The theme of accountability was a prominent element of NAB’s 2019 half-year result, released today, with interim chief executive Philip Chronican vowing to “confront broader issues of how we treat customers, and the accountability, governance and culture inside the bank”.
The Hayne royal commission was front of mind as Chronican said winning trust was the first thing on the agenda. A massive remediation bill for the period was the monetary starting point, followed by a focus on “fixing the issues that caused out failures so they don’t happen again”.
“We have around 350 people dedicated to remediating customers and will soon have 500 as we bring greater focus and discipline to resolving issues,” Chronican outlined in a statement on Thursday. “In 1H19 we have taken an additional $525 million (post tax) in charges in connection with increased provisions for customer-related remediation.”
“The total remediation to customers, as it stands at March, is $1.1 billion,” Chronican revealed on an investor call this morning. “Obviously it’s in our interests and our customers interests to get that in their hands as soon as possible.”
By comparison, ANZ yesterday announced a $123 million (post tax) remediation bill for the same period, with a $657 million (post tax) remediation bill since 2017.
Part of NAB’s plan is the divestiture of its MLC wealth division, which the bank confirmed is on hiatus until at least the second half of the calendar year.
The bank announced a $20.6 million loss in the consumer banking and wealth division for the period, which chief financial officer Gary Lennon partly attributed to “a continuous shift towards lower margin product”. A commitment to abandon grandfathered commissions is unlikely to improve this position for new MLC head Geoff Lloyd.
Lennon remained upbeat about the MLC split, saying that “the work required to divest is progressing well”, and that Lloyd and his team had completed a full review and found that “opportunities exist to simplify, modernise and then grow the business”.

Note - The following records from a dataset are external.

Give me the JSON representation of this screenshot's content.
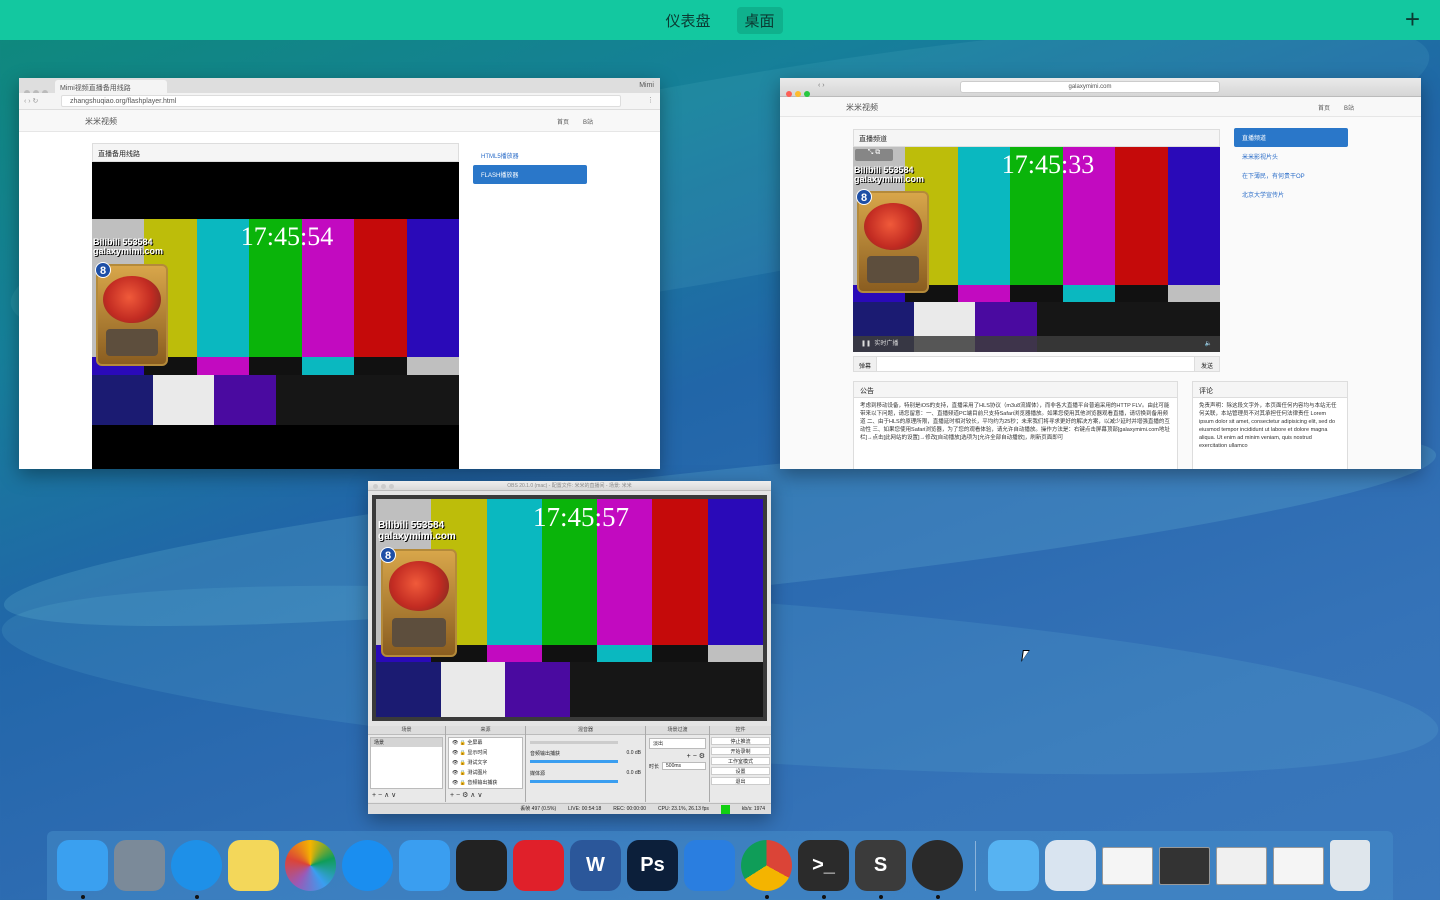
{
  "topbar": {
    "spaces": [
      "仪表盘",
      "桌面"
    ],
    "active_index": 1,
    "add_label": "+"
  },
  "chrome_window": {
    "tab_title": "Mimi视频直播备用线路",
    "profile": "Mimi",
    "url": "zhangshuqiao.org/flashplayer.html",
    "site_name": "米米视频",
    "nav": [
      "首页",
      "B站"
    ],
    "panel_title": "直播备用线路",
    "clock": "17:45:54",
    "watermark_line1": "Bilibili 553584",
    "watermark_line2": "galaxymimi.com",
    "badge": "8",
    "side_links": [
      "HTML5播放器",
      "FLASH播放器"
    ]
  },
  "safari_window": {
    "url": "galaxymimi.com",
    "site_name": "米米视频",
    "nav": [
      "首页",
      "B站"
    ],
    "panel_title": "直播频道",
    "clock": "17:45:33",
    "watermark_line1": "Bilibili 553584",
    "watermark_line2": "galaxymimi.com",
    "badge": "8",
    "live_label": "实时广播",
    "danmaku_label": "弹幕",
    "send_label": "发送",
    "side_links": [
      "直播频道",
      "米米影视片头",
      "在下薄民，有何贵干OP",
      "北京大学宣传片"
    ],
    "notice_title": "公告",
    "notice_text": "考虑到移动设备，特别是iOS的支持，直播采用了HLS协议（m3u8流媒体），而非各大直播平台普遍采用的HTTP FLV。由此可能带来以下问题，请您留意：一、直播频道PC端目前只支持Safari浏览器播放。如果您使用其他浏览器观看直播，请切换到备用频道 二、由于HLS的原理所限，直播延时相对较长，平均约为25秒；未来我们将寻求更好的解决方案，以减少延时并增强直播的互动性 三、如果您使用Safari浏览器，为了您的观看体验，请允许自动播放。操作方法是：右键点击屏幕顶部[galaxymimi.com地址栏]→点击[此网站的设置]→修改[自动播放]选项为[允许全部自动播放]，刷新页面即可",
    "comment_title": "评论",
    "comment_text": "免责声明：除这段文字外，本页面任何内容均与本站无任何关联，本站管理员不对其承担任何法律责任 Lorem ipsum dolor sit amet, consectetur adipisicing elit, sed do eiusmod tempor incididunt ut labore et dolore magna aliqua. Ut enim ad minim veniam, quis nostrud exercitation ullamco"
  },
  "obs_window": {
    "title": "OBS 20.1.0 (mac) - 配置文件: 米米的直播间 - 场景: 米米",
    "clock": "17:45:57",
    "watermark_line1": "Bilibili 553584",
    "watermark_line2": "galaxymimi.com",
    "badge": "8",
    "panels": [
      "场景",
      "来源",
      "混音器",
      "场景过渡",
      "控件"
    ],
    "scene": "场景",
    "sources": [
      "全屏幕",
      "显示时间",
      "测试文字",
      "测试图片",
      "音频输出捕获"
    ],
    "mixer": [
      {
        "name": "音频输出捕获",
        "db": "0.0 dB"
      },
      {
        "name": "媒体源",
        "db": "0.0 dB"
      }
    ],
    "transition": "淡出",
    "duration_label": "时长",
    "duration": "500ms",
    "controls": [
      "停止推流",
      "开始录制",
      "工作室模式",
      "设置",
      "退出"
    ],
    "status": {
      "dropped": "丢帧 497 (0.5%)",
      "live": "LIVE: 00:54:18",
      "rec": "REC: 00:00:00",
      "cpu": "CPU: 23.1%, 26.13 fps",
      "kbps": "kb/s: 1974"
    }
  },
  "dock": {
    "apps": [
      {
        "name": "finder-icon",
        "label": "",
        "color": "#3aa0f0",
        "running": true
      },
      {
        "name": "launchpad-icon",
        "label": "",
        "color": "#7b8a99",
        "running": false
      },
      {
        "name": "safari-icon",
        "label": "",
        "color": "#1e90e8",
        "running": true
      },
      {
        "name": "notes-icon",
        "label": "",
        "color": "#f3d75a",
        "running": false
      },
      {
        "name": "photos-icon",
        "label": "",
        "color": "#f2f2f2",
        "running": false
      },
      {
        "name": "app-store-icon",
        "label": "",
        "color": "#1a8ef0",
        "running": false
      },
      {
        "name": "mail-icon",
        "label": "",
        "color": "#3a9ef0",
        "running": false
      },
      {
        "name": "qq-icon",
        "label": "",
        "color": "#222222",
        "running": false
      },
      {
        "name": "netease-music-icon",
        "label": "",
        "color": "#e0202a",
        "running": false
      },
      {
        "name": "word-icon",
        "label": "W",
        "color": "#2b579a",
        "running": false
      },
      {
        "name": "photoshop-icon",
        "label": "Ps",
        "color": "#0c1f3a",
        "running": false
      },
      {
        "name": "xcode-icon",
        "label": "",
        "color": "#2a7ee0",
        "running": false
      },
      {
        "name": "chrome-icon",
        "label": "",
        "color": "#e8e8e8",
        "running": true
      },
      {
        "name": "terminal-icon",
        "label": ">_",
        "color": "#2b2b2b",
        "running": true
      },
      {
        "name": "sublime-icon",
        "label": "S",
        "color": "#3b3b3b",
        "running": true
      },
      {
        "name": "obs-icon",
        "label": "",
        "color": "#2a2a2a",
        "running": true
      }
    ],
    "others": [
      {
        "name": "downloads-folder-icon",
        "color": "#57b3f2"
      },
      {
        "name": "document-stack-icon",
        "color": "#d9e4f0"
      },
      {
        "name": "minimized-window-safari-icon",
        "color": "#f5f5f5"
      },
      {
        "name": "minimized-window-sublime-icon",
        "color": "#333333"
      },
      {
        "name": "minimized-window-safari2-icon",
        "color": "#f0f0f0"
      },
      {
        "name": "minimized-window-chrome-icon",
        "color": "#f5f5f5"
      },
      {
        "name": "trash-icon",
        "color": "#dfe6ec"
      }
    ]
  }
}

As part of the bank’s 2019 half-year results the NAB board determined it was “prudent” to reduce the 2019 interim dividend to 83 cents, ostensibly to strengthen the bank’s coffers in the eyes of the Australian Prudential Banking Regulator.

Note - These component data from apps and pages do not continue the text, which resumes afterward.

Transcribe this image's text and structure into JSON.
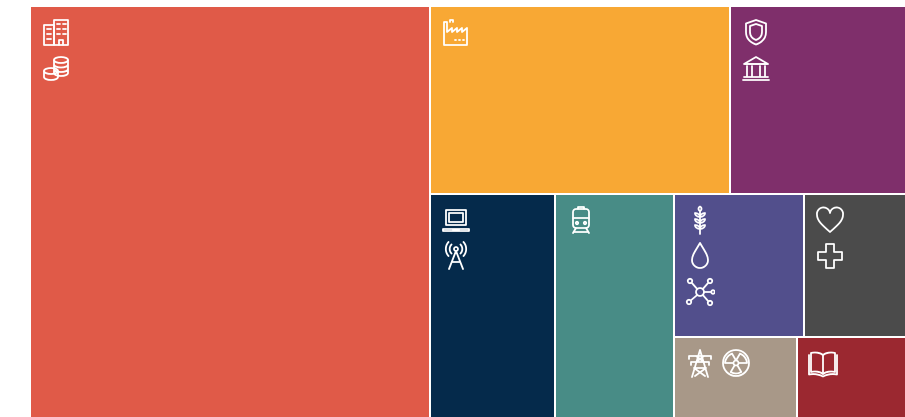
{
  "chart_data": {
    "type": "treemap",
    "title": "",
    "tiles": [
      {
        "id": "property-finance",
        "color": "#e05a48",
        "icons": [
          "buildings-icon",
          "coins-icon"
        ]
      },
      {
        "id": "industry",
        "color": "#f8a834",
        "icons": [
          "factory-icon"
        ]
      },
      {
        "id": "government",
        "color": "#7f2f6b",
        "icons": [
          "shield-icon",
          "bank-icon"
        ]
      },
      {
        "id": "ict-telecom",
        "color": "#052a4b",
        "icons": [
          "laptop-icon",
          "antenna-icon"
        ]
      },
      {
        "id": "transport",
        "color": "#488c86",
        "icons": [
          "train-icon"
        ]
      },
      {
        "id": "agri-water-chemicals",
        "color": "#524f8c",
        "icons": [
          "wheat-icon",
          "water-drop-icon",
          "molecule-icon"
        ]
      },
      {
        "id": "health",
        "color": "#4b4b4b",
        "icons": [
          "heart-icon",
          "medical-cross-icon"
        ]
      },
      {
        "id": "energy",
        "color": "#a89888",
        "icons": [
          "power-pylon-icon",
          "radiation-icon"
        ]
      },
      {
        "id": "education",
        "color": "#9b2830",
        "icons": [
          "book-icon"
        ]
      }
    ]
  }
}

Aside from the looming constraints of APRA’s ‘Unquestionably Strong Capital’ requirements from 2020, Chronican acknowledged on an investor call this morning that “a more difficult operating environment”, lending losses and the large remediation bill had impacted the bank.
NAB’s revenue for the 6-months remained broadly flat at $8.8 billion, with a statutory profit line of just under $2.7 billion.